Speaking of ecumenism, I was reading an article in a recent L’Osservatore Romano by Bishop Brian Farrell, the Secretary of the Pontifical Council for Promoting Christian Unity (unfortunately not available online). In the article Bishop Farrell gives a report on ecumenical progress in recent decades. One thing he wrote near the end of the article struck me (emphasis added):
The dialogues are not capable, by themselves, of guaranteeing, the fulfilment of the final goal of the ecumenical movement, that is, unity in the Eucharist as the sign of full visible communion.
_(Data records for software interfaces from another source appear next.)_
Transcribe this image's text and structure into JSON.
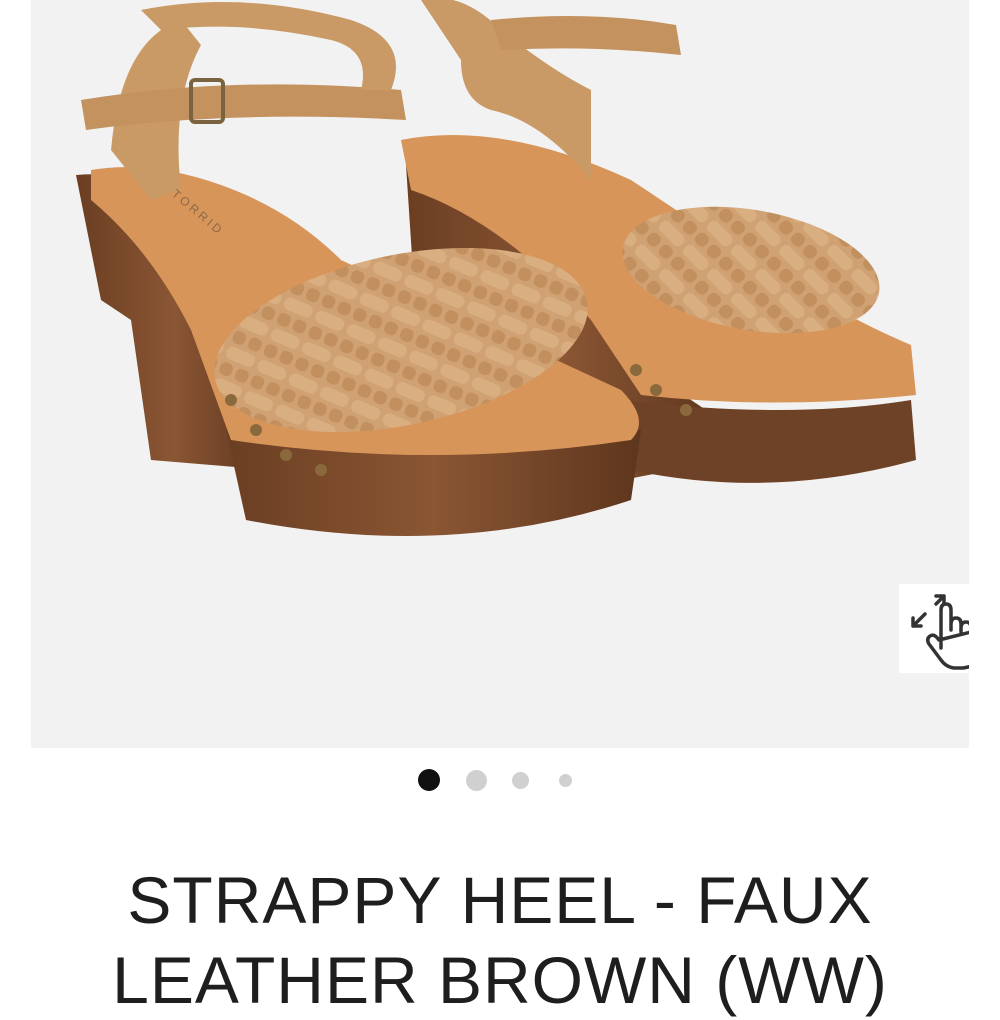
{
  "product": {
    "title_line1": "STRAPPY HEEL - FAUX",
    "title_line2": "LEATHER BROWN (WW)",
    "brand_mark": "TORRID"
  },
  "gallery": {
    "image_count": 4,
    "active_index": 0,
    "zoom_icon": "pinch-zoom-hand-icon"
  },
  "colors": {
    "gallery_bg": "#f2f2f2",
    "leather": "#c99a66",
    "sole_wood": "#7a4a2a",
    "footbed": "#d8955a",
    "dot_active": "#111111",
    "dot_inactive": "#d0d0d0",
    "title_text": "#1e1e1e"
  }
}
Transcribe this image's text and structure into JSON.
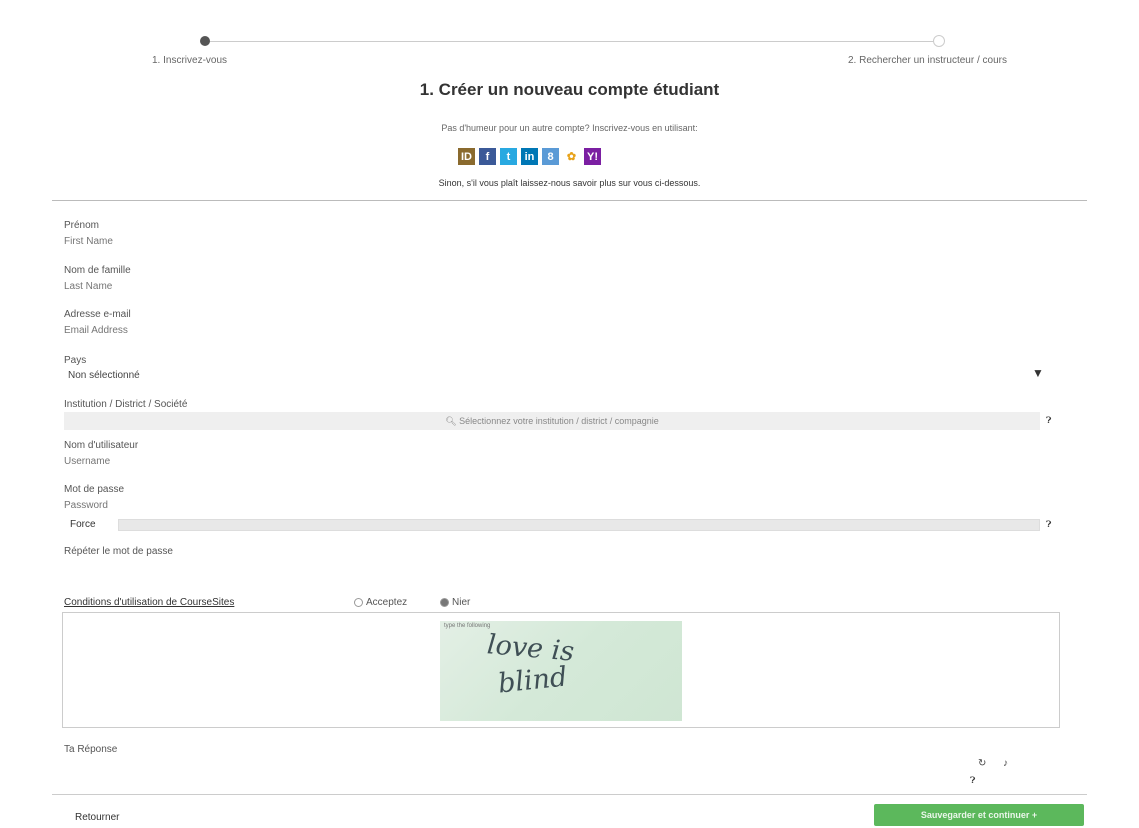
{
  "stepper": {
    "step1_label": "1. Inscrivez-vous",
    "step2_label": "2. Rechercher un instructeur / cours"
  },
  "heading": "1. Créer un nouveau compte étudiant",
  "social": {
    "prompt": "Pas d'humeur pour un autre compte? Inscrivez-vous en utilisant:",
    "providers": [
      "OpenID",
      "Facebook",
      "Twitter",
      "LinkedIn",
      "Google+",
      "Windows Live",
      "Yahoo!"
    ],
    "else_text": "Sinon, s'il vous plaît laissez-nous savoir plus sur vous ci-dessous."
  },
  "form": {
    "first_name": {
      "label": "Prénom",
      "placeholder": "First Name"
    },
    "last_name": {
      "label": "Nom de famille",
      "placeholder": "Last Name"
    },
    "email": {
      "label": "Adresse e-mail",
      "placeholder": "Email Address"
    },
    "country": {
      "label": "Pays",
      "selected": "Non sélectionné"
    },
    "institution": {
      "label": "Institution / District / Société",
      "placeholder": "Sélectionnez votre institution / district / compagnie"
    },
    "username": {
      "label": "Nom d'utilisateur",
      "placeholder": "Username"
    },
    "password": {
      "label": "Mot de passe",
      "placeholder": "Password",
      "strength_label": "Force"
    },
    "repeat_password": {
      "label": "Répéter le mot de passe"
    },
    "terms": {
      "link_text": "Conditions d'utilisation de CourseSites",
      "accept_label": "Acceptez",
      "deny_label": "Nier"
    },
    "captcha": {
      "hint": "type the following",
      "word_line1": "love is",
      "word_line2": "blind"
    },
    "answer": {
      "label": "Ta Réponse"
    }
  },
  "footer": {
    "back_label": "Retourner",
    "save_label": "Sauvegarder et continuer"
  },
  "colors": {
    "accent_green": "#5cb85c"
  }
}
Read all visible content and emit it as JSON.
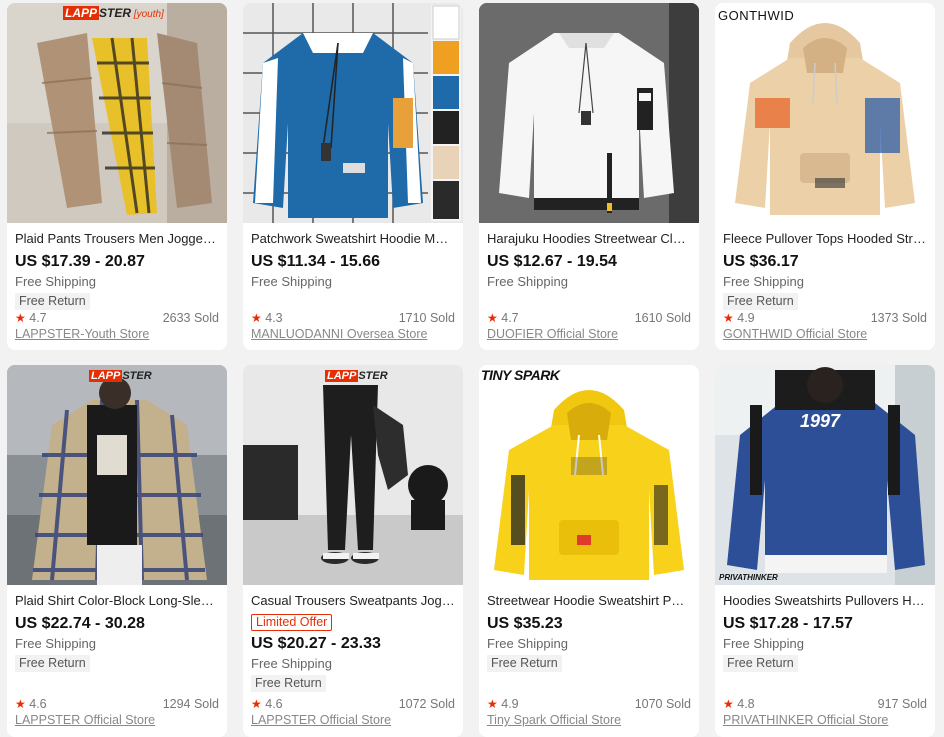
{
  "products": [
    {
      "title": "Plaid Pants Trousers Men Joggers ...",
      "price": "US $17.39 - 20.87",
      "shipping": "Free Shipping",
      "badge": "Free Return",
      "limited": "",
      "rating": "4.7",
      "sold": "2633 Sold",
      "store": "LAPPSTER-Youth Store",
      "brand_mark": "LAPPSTER[youth]"
    },
    {
      "title": "Patchwork Sweatshirt Hoodie Men...",
      "price": "US $11.34 - 15.66",
      "shipping": "Free Shipping",
      "badge": "",
      "limited": "",
      "rating": "4.3",
      "sold": "1710 Sold",
      "store": "MANLUODANNI Oversea Store",
      "brand_mark": ""
    },
    {
      "title": "Harajuku Hoodies Streetwear Clot...",
      "price": "US $12.67 - 19.54",
      "shipping": "Free Shipping",
      "badge": "",
      "limited": "",
      "rating": "4.7",
      "sold": "1610 Sold",
      "store": "DUOFIER Official Store",
      "brand_mark": ""
    },
    {
      "title": "Fleece Pullover Tops Hooded Stree...",
      "price": "US $36.17",
      "shipping": "Free Shipping",
      "badge": "Free Return",
      "limited": "",
      "rating": "4.9",
      "sold": "1373 Sold",
      "store": "GONTHWID Official Store",
      "brand_mark": "GONTHWID"
    },
    {
      "title": "Plaid Shirt Color-Block Long-Sleeve...",
      "price": "US $22.74 - 30.28",
      "shipping": "Free Shipping",
      "badge": "Free Return",
      "limited": "",
      "rating": "4.6",
      "sold": "1294 Sold",
      "store": "LAPPSTER Official Store",
      "brand_mark": "LAPPSTER"
    },
    {
      "title": "Casual Trousers Sweatpants Jogge...",
      "price": "US $20.27 - 23.33",
      "shipping": "Free Shipping",
      "badge": "Free Return",
      "limited": "Limited Offer",
      "rating": "4.6",
      "sold": "1072 Sold",
      "store": "LAPPSTER Official Store",
      "brand_mark": "LAPPSTER"
    },
    {
      "title": "Streetwear Hoodie Sweatshirt Pull...",
      "price": "US $35.23",
      "shipping": "Free Shipping",
      "badge": "Free Return",
      "limited": "",
      "rating": "4.9",
      "sold": "1070 Sold",
      "store": "Tiny Spark Official Store",
      "brand_mark": "TINY SPARK"
    },
    {
      "title": "Hoodies Sweatshirts Pullovers Har...",
      "price": "US $17.28 - 17.57",
      "shipping": "Free Shipping",
      "badge": "Free Return",
      "limited": "",
      "rating": "4.8",
      "sold": "917 Sold",
      "store": "PRIVATHINKER Official Store",
      "brand_mark": "PRIVATHINKER"
    }
  ],
  "icons": {
    "rating": "star-icon"
  },
  "colors": {
    "accent": "#e62e04",
    "card_bg": "#ffffff",
    "page_bg": "#f2f2f2"
  },
  "image_texts": {
    "print_1997": "1997"
  }
}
This sentence sums up the reason for my own dual sense of optimism/pessimism regarding ecumenism. On the one hand, I am optimistic about the possibility of corporate reunion with the Churches of the East: the Eastern Orthodox and Oriental Orthodox. I recognize that it might take centuries, but discussions with these Churches can be fruitful because we share the same “final goal” of Eucharistic communion.
However, I am more pessimistic about ecumenical dialogue with the “Eccesial Communities of the West” (as the Church often calls Protestant bodies), as they are hamstrung from the beginning since Eucharistic Communion is not the final goal for most of them. How can two people reach a destination of which they disagree on its location? As Protestants do not believe in the sacramental nature of the Church (and thus do not view the Church as an essentially visible structure), their “final goal” is more pointed towards a common confession on the “essentials” of the faith (the details of which vary from body to body).
The Church, however, believes that “the Eucharist makes the Church” (CCC 1396). Without the Body of Christ in the Eucharist, we would not have the Body of Christ, the Church. Thus, Eucharistic communion is a necessary component of a unified body.
I do not mean to disparage those Catholics who are working valiantly in the field of ecumenism with Protestants; there can be much fruitfulness that can come from those discussions. However, until we share the same “final goal” I do not see how such discussions can reach their destination.